- [What you are asked to do] The response should contain only those lines of the entries below that include the string "screenshot".

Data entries

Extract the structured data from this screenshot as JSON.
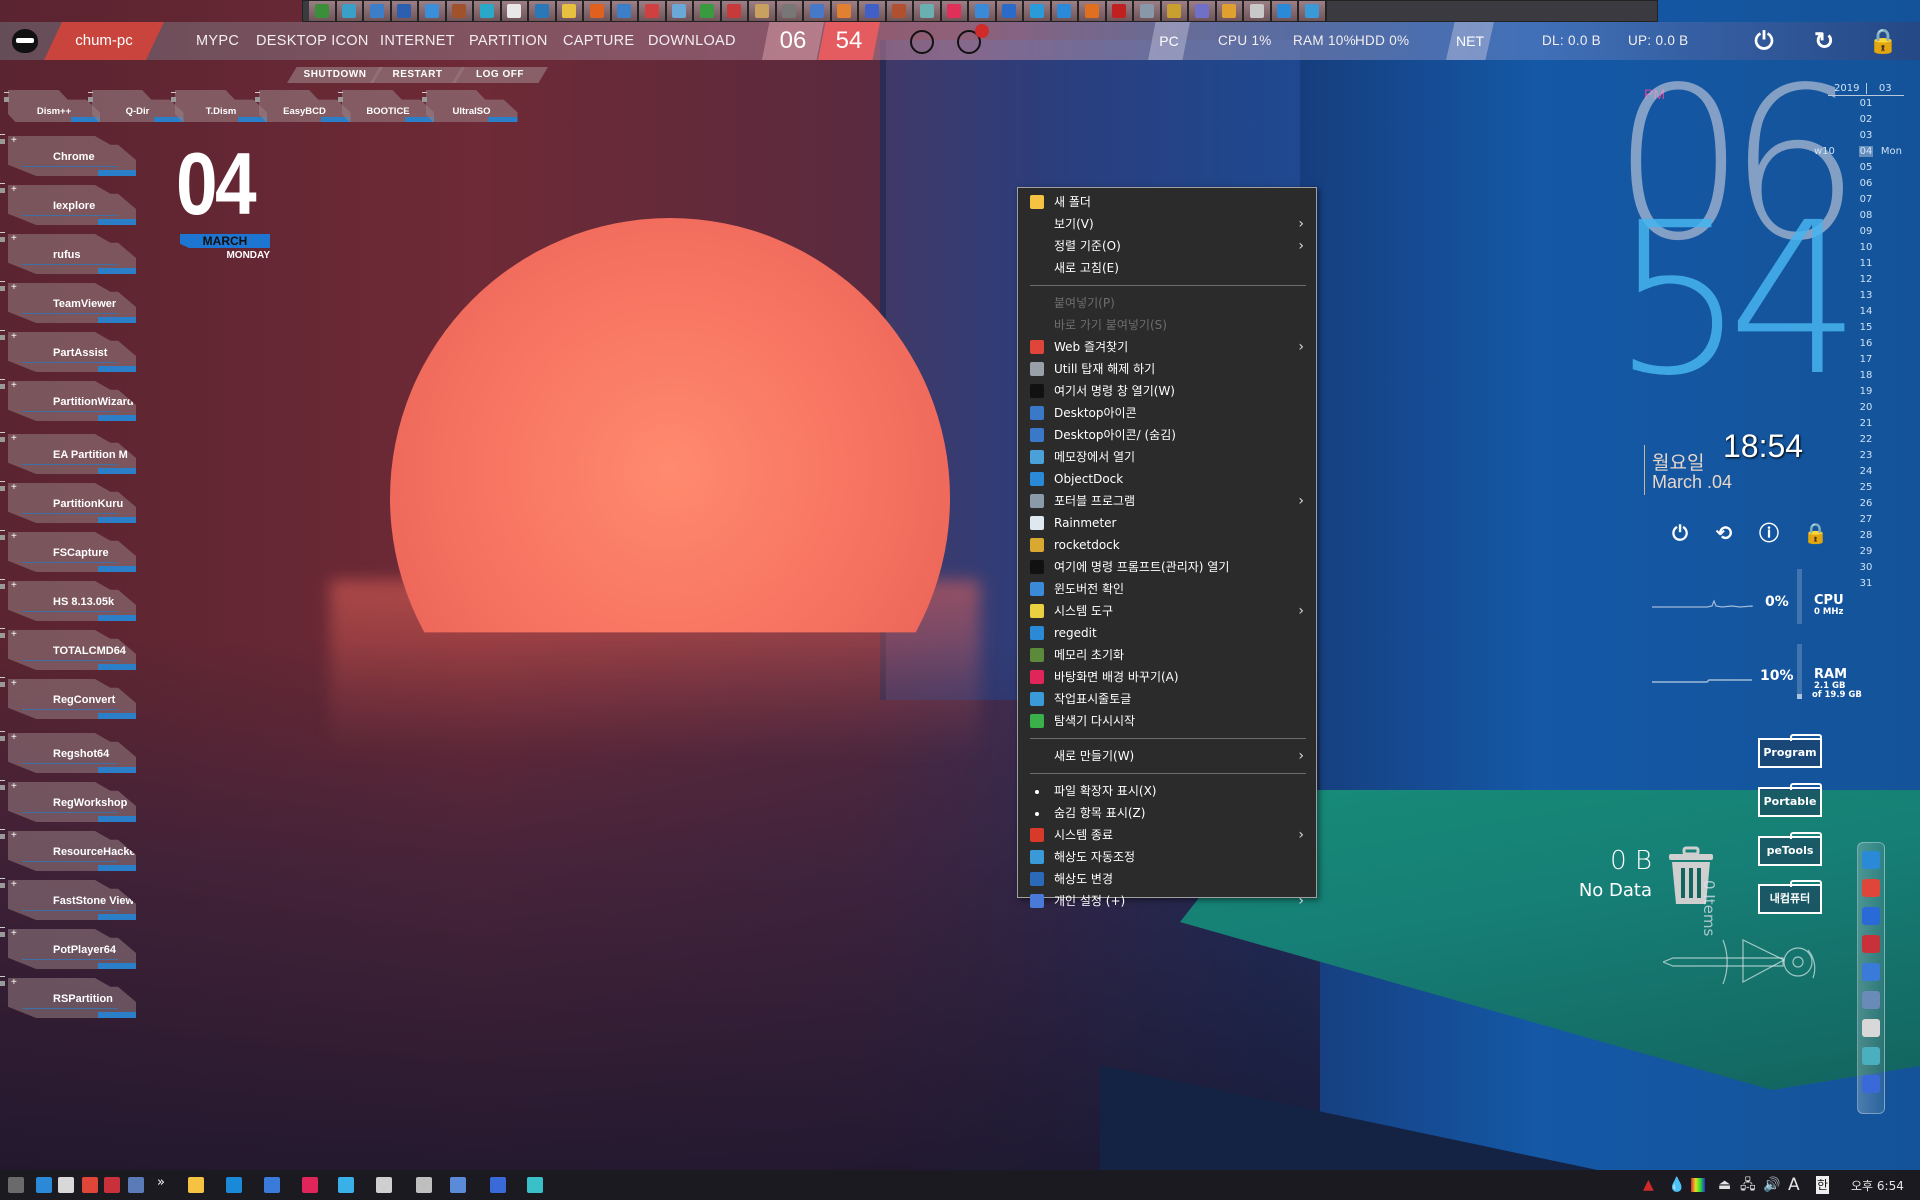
{
  "top_dock": {
    "icons": [
      "windows-flag",
      "delta-triangle",
      "tiles",
      "a-app",
      "cubes",
      "bridge",
      "cyan-circle",
      "usb-drive",
      "backup-clock",
      "wand",
      "orange-doc",
      "pen-tool",
      "colorful-orb",
      "monitor-drop",
      "green-drive",
      "ms-office",
      "cd-drive",
      "usb-stick",
      "pc-setup",
      "orange-disc",
      "floppy-save",
      "recovery-text",
      "tall-doc",
      "pink-monitor",
      "gears",
      "web-globe",
      "teamviewer-ring",
      "ie",
      "firefox",
      "red-window",
      "water-drop",
      "rocketdock-r",
      "paint",
      "rs-logo",
      "doc-pen",
      "play-triangle",
      "blue-cog"
    ],
    "colors": [
      "#3c8f3a",
      "#3aa0c8",
      "#3c7fc8",
      "#2c5fb0",
      "#3a8fd8",
      "#a0522d",
      "#2aa8c8",
      "#e8e8e8",
      "#2a78b8",
      "#e8c040",
      "#e06020",
      "#3a7fc8",
      "#d04040",
      "#6aa8d8",
      "#3a9a40",
      "#c83a3a",
      "#c8a060",
      "#777777",
      "#4878c8",
      "#e08030",
      "#4060c8",
      "#b05030",
      "#6ab0b0",
      "#e0305a",
      "#3a8ad8",
      "#2a6ac8",
      "#2a9ad8",
      "#2a8ad8",
      "#e07020",
      "#c02020",
      "#8898a8",
      "#c8a030",
      "#7070c8",
      "#e0a030",
      "#c8c8c8",
      "#2a8ad8",
      "#3a9ad8"
    ]
  },
  "topbar": {
    "host": "chum-pc",
    "menu": [
      "MYPC",
      "DESKTOP ICON",
      "INTERNET",
      "PARTITION",
      "CAPTURE",
      "DOWNLOAD"
    ],
    "clock_hour": "06",
    "clock_minute": "54",
    "pc_tag": "PC",
    "cpu": "CPU  1%",
    "ram": "RAM  10%",
    "hdd": "HDD  0%",
    "net_tag": "NET",
    "dl": "DL: 0.0 B",
    "up": "UP: 0.0 B"
  },
  "launcher": {
    "system": [
      "SHUTDOWN",
      "RESTART",
      "LOG OFF"
    ],
    "top_tiles": [
      "Dism++",
      "Q-Dir",
      "T.Dism",
      "EasyBCD",
      "BOOTICE",
      "UltraISO"
    ],
    "side_tiles": [
      "Chrome",
      "Iexplore",
      "rufus",
      "TeamViewer",
      "PartAssist",
      "PartitionWizard",
      "EA Partition M",
      "PartitionKuru",
      "FSCapture",
      "HS 8.13.05k",
      "TOTALCMD64",
      "RegConvert",
      "Regshot64",
      "RegWorkshop",
      "ResourceHacker",
      "FastStone Viewer",
      "PotPlayer64",
      "RSPartition"
    ]
  },
  "date_widget": {
    "day": "04",
    "month": "MARCH",
    "weekday": "MONDAY"
  },
  "context_menu": {
    "items": [
      {
        "label": "새 폴더",
        "icon": "folder-icon",
        "color": "#f5c242",
        "type": "item"
      },
      {
        "label": "보기(V)",
        "submenu": true,
        "type": "item"
      },
      {
        "label": "정렬 기준(O)",
        "submenu": true,
        "type": "item"
      },
      {
        "label": "새로 고침(E)",
        "type": "item"
      },
      {
        "type": "separator"
      },
      {
        "label": "붙여넣기(P)",
        "disabled": true,
        "type": "item"
      },
      {
        "label": "바로 가기 붙여넣기(S)",
        "disabled": true,
        "type": "item"
      },
      {
        "label": "Web 즐겨찾기",
        "icon": "chrome-icon",
        "color": "#e0453a",
        "submenu": true,
        "type": "item"
      },
      {
        "label": "Utill 탑재 해제 하기",
        "icon": "unmount-icon",
        "color": "#9aa0a8",
        "type": "item"
      },
      {
        "label": "여기서 명령 창 열기(W)",
        "icon": "cmd-icon",
        "color": "#111111",
        "type": "item"
      },
      {
        "label": "Desktop아이콘",
        "icon": "monitor-icon",
        "color": "#3a78c8",
        "type": "item"
      },
      {
        "label": "Desktop아이콘/ (숨김)",
        "icon": "monitor-icon",
        "color": "#3a78c8",
        "type": "item"
      },
      {
        "label": "메모장에서 열기",
        "icon": "notepad-icon",
        "color": "#4aa0d8",
        "type": "item"
      },
      {
        "label": "ObjectDock",
        "icon": "objectdock-icon",
        "color": "#2a8ad8",
        "type": "item"
      },
      {
        "label": "포터블 프로그램",
        "icon": "portable-icon",
        "color": "#8a9aa8",
        "submenu": true,
        "type": "item"
      },
      {
        "label": "Rainmeter",
        "icon": "rainmeter-drop-icon",
        "color": "#dfe8ef",
        "type": "item"
      },
      {
        "label": "rocketdock",
        "icon": "rocketdock-icon",
        "color": "#d8a830",
        "type": "item"
      },
      {
        "label": "여기에 명령 프롬프트(관리자) 열기",
        "icon": "cmd-icon",
        "color": "#111111",
        "type": "item"
      },
      {
        "label": "윈도버전 확인",
        "icon": "winver-icon",
        "color": "#3a8ad8",
        "type": "item"
      },
      {
        "label": "시스템 도구",
        "icon": "system-tools-icon",
        "color": "#e8d040",
        "submenu": true,
        "type": "item"
      },
      {
        "label": "regedit",
        "icon": "regedit-icon",
        "color": "#2a8ad8",
        "type": "item"
      },
      {
        "label": "메모리 초기화",
        "icon": "memory-icon",
        "color": "#5a8a3a",
        "type": "item"
      },
      {
        "label": "바탕화면 배경 바꾸기(A)",
        "icon": "wallpaper-icon",
        "color": "#e0255a",
        "type": "item"
      },
      {
        "label": "작업표시줄토글",
        "icon": "taskbar-icon",
        "color": "#3a9ad8",
        "type": "item"
      },
      {
        "label": "탐색기 다시시작",
        "icon": "refresh-icon",
        "color": "#3ab04a",
        "type": "item"
      },
      {
        "type": "separator"
      },
      {
        "label": "새로 만들기(W)",
        "submenu": true,
        "type": "item"
      },
      {
        "type": "separator"
      },
      {
        "label": "파일 확장자 표시(X)",
        "bullet": true,
        "type": "item"
      },
      {
        "label": "숨김 항목 표시(Z)",
        "bullet": true,
        "type": "item"
      },
      {
        "label": "시스템 종료",
        "icon": "shutdown-icon",
        "color": "#d83a2a",
        "submenu": true,
        "type": "item"
      },
      {
        "label": "해상도 자동조정",
        "icon": "display-icon",
        "color": "#3a9ad8",
        "type": "item"
      },
      {
        "label": "해상도 변경",
        "icon": "display-icon",
        "color": "#2a6ab8",
        "type": "item"
      },
      {
        "label": "개인 설정 (+)",
        "icon": "personalize-icon",
        "color": "#4a7ad8",
        "submenu": true,
        "type": "item"
      }
    ]
  },
  "right_clock": {
    "ampm": "PM",
    "hour": "06",
    "minute": "54",
    "time24": "18:54",
    "weekday_ko": "월요일",
    "date": "March .04"
  },
  "calendar": {
    "year": "2019",
    "month": "03",
    "week": "w10",
    "today": "04",
    "today_name": "Mon",
    "days": [
      "01",
      "02",
      "03",
      "04",
      "05",
      "06",
      "07",
      "08",
      "09",
      "10",
      "11",
      "12",
      "13",
      "14",
      "15",
      "16",
      "17",
      "18",
      "19",
      "20",
      "21",
      "22",
      "23",
      "24",
      "25",
      "26",
      "27",
      "28",
      "29",
      "30",
      "31"
    ]
  },
  "power_icons": [
    "power-icon",
    "restart-icon",
    "logoff-icon",
    "lock-icon"
  ],
  "meters": {
    "cpu": {
      "name": "CPU",
      "pct_label": "0%",
      "pct": 0,
      "sub": "0 MHz"
    },
    "ram": {
      "name": "RAM",
      "pct_label": "10%",
      "pct": 10,
      "sub1": "2.1 GB",
      "sub2": "of 19.9 GB"
    }
  },
  "folders": [
    "Program",
    "Portable",
    "peTools",
    "내컴퓨터"
  ],
  "recycle_bin": {
    "size": "0 B",
    "status": "No Data",
    "items": "0 Items"
  },
  "side_dock": {
    "icons": [
      "ie-icon",
      "chrome-icon",
      "signal-icon",
      "grid-app-icon",
      "monitor-app-icon",
      "computer-icon",
      "diamond-icon",
      "book-icon",
      "network-icon"
    ],
    "colors": [
      "#2a8ad8",
      "#e0453a",
      "#2a6ad8",
      "#c8303a",
      "#3a7ad8",
      "#6a8ab8",
      "#d8d8d8",
      "#4ab0c0",
      "#3a6ad8"
    ]
  },
  "taskbar": {
    "icons": [
      "start-icon",
      "app-cyan-icon",
      "diamond-icon",
      "chrome-icon",
      "grid-app-icon",
      "computer-icon",
      "overflow-chevron-icon",
      "explorer-icon",
      "teamviewer-icon",
      "desktop-icon",
      "wallpaper-icon",
      "screenshot-icon",
      "usb-icon",
      "drive-icon",
      "network-icon",
      "user-network-icon",
      "doc-icon"
    ],
    "colors": [
      "#6a6a6a",
      "#2a8ad8",
      "#d8d8d8",
      "#e0453a",
      "#c8303a",
      "#5a7ab8",
      "#ffffff",
      "#f5c242",
      "#1a8ad8",
      "#3a7ad8",
      "#e0255a",
      "#3ab0e8",
      "#cfcfcf",
      "#bfbfbf",
      "#5a8ad8",
      "#3a6ad8",
      "#3ac0c8"
    ],
    "tray": {
      "icons": [
        "network-tri-icon",
        "rainmeter-drop-icon",
        "color-grid-icon",
        "usb-eject-icon",
        "network-adapter-icon",
        "volume-icon",
        "ime-a-icon",
        "ime-hangul-icon"
      ],
      "ime_a": "A",
      "ime_hangul": "한",
      "clock": "오후 6:54"
    }
  }
}
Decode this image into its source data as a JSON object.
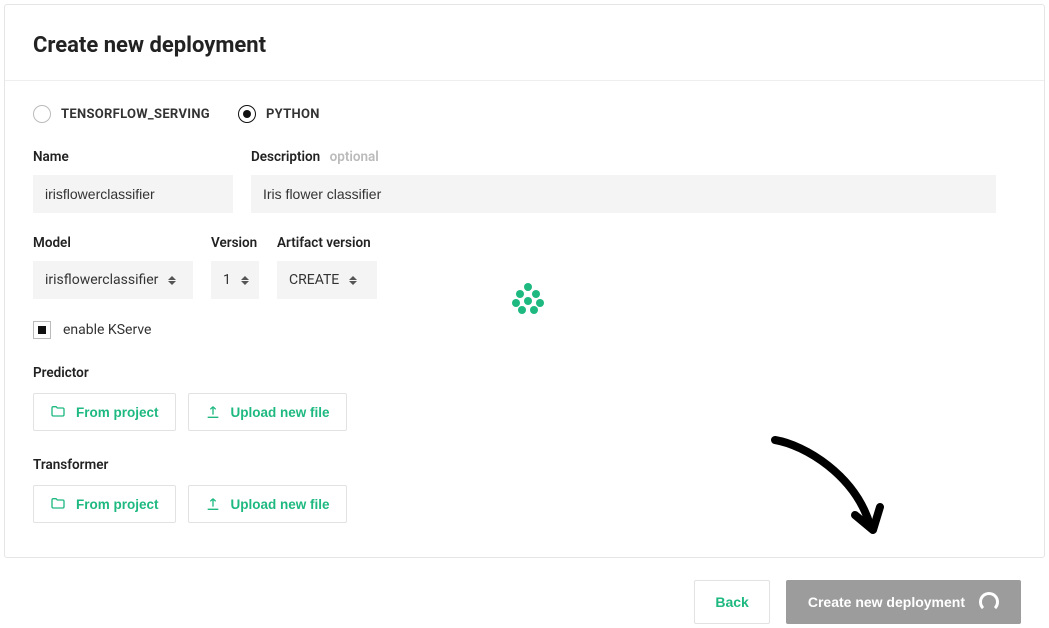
{
  "header": {
    "title": "Create new deployment"
  },
  "serving_type": {
    "options": [
      {
        "label": "TENSORFLOW_SERVING",
        "selected": false
      },
      {
        "label": "PYTHON",
        "selected": true
      }
    ]
  },
  "name": {
    "label": "Name",
    "value": "irisflowerclassifier"
  },
  "description": {
    "label": "Description",
    "optional_hint": "optional",
    "value": "Iris flower classifier"
  },
  "model": {
    "label": "Model",
    "selected": "irisflowerclassifier"
  },
  "version": {
    "label": "Version",
    "selected": "1"
  },
  "artifact_version": {
    "label": "Artifact version",
    "selected": "CREATE"
  },
  "kserve": {
    "label": "enable KServe",
    "checked": true
  },
  "predictor": {
    "label": "Predictor",
    "from_project": "From project",
    "upload": "Upload new file"
  },
  "transformer": {
    "label": "Transformer",
    "from_project": "From project",
    "upload": "Upload new file"
  },
  "footer": {
    "back": "Back",
    "create": "Create new deployment"
  }
}
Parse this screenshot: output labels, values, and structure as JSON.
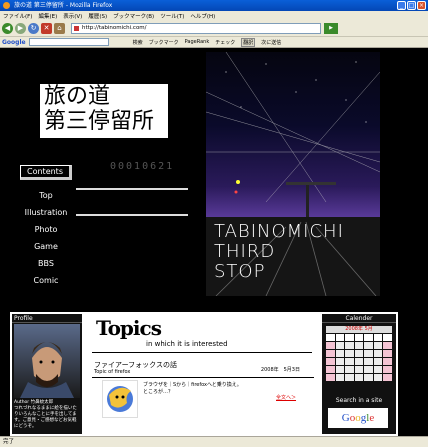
{
  "window": {
    "title": "旅の道 第三停留所 - Mozilla Firefox",
    "buttons": [
      "_",
      "□",
      "×"
    ]
  },
  "menu": [
    "ファイル(F)",
    "編集(E)",
    "表示(V)",
    "履歴(S)",
    "ブックマーク(B)",
    "ツール(T)",
    "ヘルプ(H)"
  ],
  "nav": {
    "url": "http://tabinomichi.com/"
  },
  "google_toolbar": {
    "logo": "Google",
    "items": [
      "検索",
      "ブックマーク",
      "PageRank",
      "チェック",
      "翻訳",
      "次に送信"
    ]
  },
  "site": {
    "logo_line1": "旅の道",
    "logo_line2": "第三停留所",
    "contents_label": "Contents",
    "counter": "00010621",
    "menu": [
      "Top",
      "Illustration",
      "Photo",
      "Game",
      "BBS",
      "Comic"
    ],
    "photo_text": [
      "TABINOMICHI",
      "THIRD",
      "STOP"
    ]
  },
  "profile": {
    "heading": "Profile",
    "author_label": "Author",
    "author_name": "竹鼻蚊太郎",
    "bio": "つれづれなるままに絵を描いたりいろんなことに手を出してます。ご意見・ご感想などお気軽にどうぞ。"
  },
  "topics": {
    "title": "Topics",
    "subtitle": "in which it is interested",
    "article_title": "ファイアーフォックスの話",
    "article_topic": "Topic of firefox",
    "article_date": "2008年　5月3日",
    "article_text": "ブラウザを｜Sから｜firefoxへと乗り換え。ところが…？",
    "read_more": "全文へ＞"
  },
  "sidebar": {
    "calendar_heading": "Calender",
    "calendar_title": "2008年 5月",
    "search_heading": "Search in a site",
    "google_label": "Google"
  },
  "status": {
    "text": "完了"
  },
  "colors": {
    "page_bg": "#000000",
    "accent_red": "#dd0000",
    "calendar_pink": "#f4c4d4"
  }
}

- [Written response]
Extract the structured data from this screenshot as JSON.
      "screenshot-icon",
Parse this screenshot: output labels, values, and structure as JSON.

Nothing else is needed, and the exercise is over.